Coastal councils and planning authorities will be able to more accurately predict the chance of communities being inundated by the ocean as sea levels rise.
Research by The University of Queensland has led to a new technique for mapping a “probable” one-metre inundation by 2100 allowing researchers to identify parts of the coastline most at risk. The work was published last week in the academic journal PLOS One.
Researcher Javier Leon Patino from UQ’s Global Change Institute is in discussions with coastal councils about applying the methodology.
“Rising sea levels could cause devastating flooding and erosion in coastal communities, doing damage worth billions of dollars,” Dr Leon said.

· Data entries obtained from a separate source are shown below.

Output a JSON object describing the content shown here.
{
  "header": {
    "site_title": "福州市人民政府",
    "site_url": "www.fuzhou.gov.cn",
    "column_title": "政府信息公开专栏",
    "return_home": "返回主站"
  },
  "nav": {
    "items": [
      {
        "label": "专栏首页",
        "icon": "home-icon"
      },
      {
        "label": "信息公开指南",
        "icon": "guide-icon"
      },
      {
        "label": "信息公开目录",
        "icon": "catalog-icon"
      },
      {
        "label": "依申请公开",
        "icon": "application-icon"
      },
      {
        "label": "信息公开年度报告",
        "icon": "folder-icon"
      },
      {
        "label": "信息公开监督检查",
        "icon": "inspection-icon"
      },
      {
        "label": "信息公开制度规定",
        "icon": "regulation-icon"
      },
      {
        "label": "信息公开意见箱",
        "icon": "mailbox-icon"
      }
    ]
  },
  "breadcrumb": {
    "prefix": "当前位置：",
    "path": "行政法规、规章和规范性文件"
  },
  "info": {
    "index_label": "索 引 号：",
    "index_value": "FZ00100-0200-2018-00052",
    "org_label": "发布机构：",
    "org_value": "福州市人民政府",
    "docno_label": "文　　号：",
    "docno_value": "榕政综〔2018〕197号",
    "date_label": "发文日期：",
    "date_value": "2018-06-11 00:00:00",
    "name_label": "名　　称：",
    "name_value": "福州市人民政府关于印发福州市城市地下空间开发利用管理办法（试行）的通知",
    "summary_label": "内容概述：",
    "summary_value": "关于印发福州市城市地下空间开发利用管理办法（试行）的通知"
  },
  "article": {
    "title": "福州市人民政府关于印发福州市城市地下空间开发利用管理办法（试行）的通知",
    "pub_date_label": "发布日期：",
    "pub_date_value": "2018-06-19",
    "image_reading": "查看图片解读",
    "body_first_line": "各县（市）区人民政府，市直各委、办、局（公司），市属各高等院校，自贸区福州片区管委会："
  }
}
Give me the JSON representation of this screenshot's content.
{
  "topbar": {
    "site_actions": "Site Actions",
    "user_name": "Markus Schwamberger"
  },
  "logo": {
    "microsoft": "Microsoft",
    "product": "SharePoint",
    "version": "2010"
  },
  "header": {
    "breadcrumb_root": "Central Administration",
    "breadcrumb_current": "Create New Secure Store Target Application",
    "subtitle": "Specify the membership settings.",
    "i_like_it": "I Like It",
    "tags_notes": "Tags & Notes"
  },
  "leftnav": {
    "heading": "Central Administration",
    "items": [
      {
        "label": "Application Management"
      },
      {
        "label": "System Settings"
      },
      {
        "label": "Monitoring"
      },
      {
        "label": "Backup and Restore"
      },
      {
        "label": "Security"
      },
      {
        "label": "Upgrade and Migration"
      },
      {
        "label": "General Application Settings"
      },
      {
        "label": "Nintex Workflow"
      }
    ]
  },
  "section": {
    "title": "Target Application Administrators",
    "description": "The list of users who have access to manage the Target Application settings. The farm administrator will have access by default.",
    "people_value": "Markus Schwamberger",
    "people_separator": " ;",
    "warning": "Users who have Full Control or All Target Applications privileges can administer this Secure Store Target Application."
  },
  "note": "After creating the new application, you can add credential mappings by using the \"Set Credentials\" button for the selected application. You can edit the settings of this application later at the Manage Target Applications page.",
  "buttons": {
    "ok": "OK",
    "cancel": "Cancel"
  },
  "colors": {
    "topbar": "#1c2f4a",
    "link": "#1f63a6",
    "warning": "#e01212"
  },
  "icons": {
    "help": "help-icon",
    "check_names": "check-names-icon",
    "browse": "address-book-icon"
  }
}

“This research will help protect existing developments, such as beachside towns, and will help plan more appropriately for future development.”
Current coastal planning was based on elevation information accurate to 20cm, he said.
“This is a significant margin of error and makes decisions around future developments difficult and dangerous,” Dr Leon said.
“Working from imprecise information could give communities a false sense of security when in fact their neighbourhood may be at risk.
“There are significant implications for real estate values and coastal planning.”
Dr Leon said the new approach would further assist in decision-making processes by determining the probability of inundation not just with sea level rise, but also during events such as storm surges.
“It’s similar to weather forecasters giving the probability of rain,” he said.
More than 75 per cent of Australians and 10 per cent of the global population live near a coast.
“Improving the accuracy of mapping coastal inundation is the first line of defence in protecting our land and developments from the impact of a changing climate,” Dr Leon said.
A Climate Council released report earlier this month estimated that $200 billion of Australian infrastructure was at risk from rising sea levels due to climate change.
Contact: Adam Harper, GCI communications, firstname.lastname@example.org, ph +61 7 3443 3148.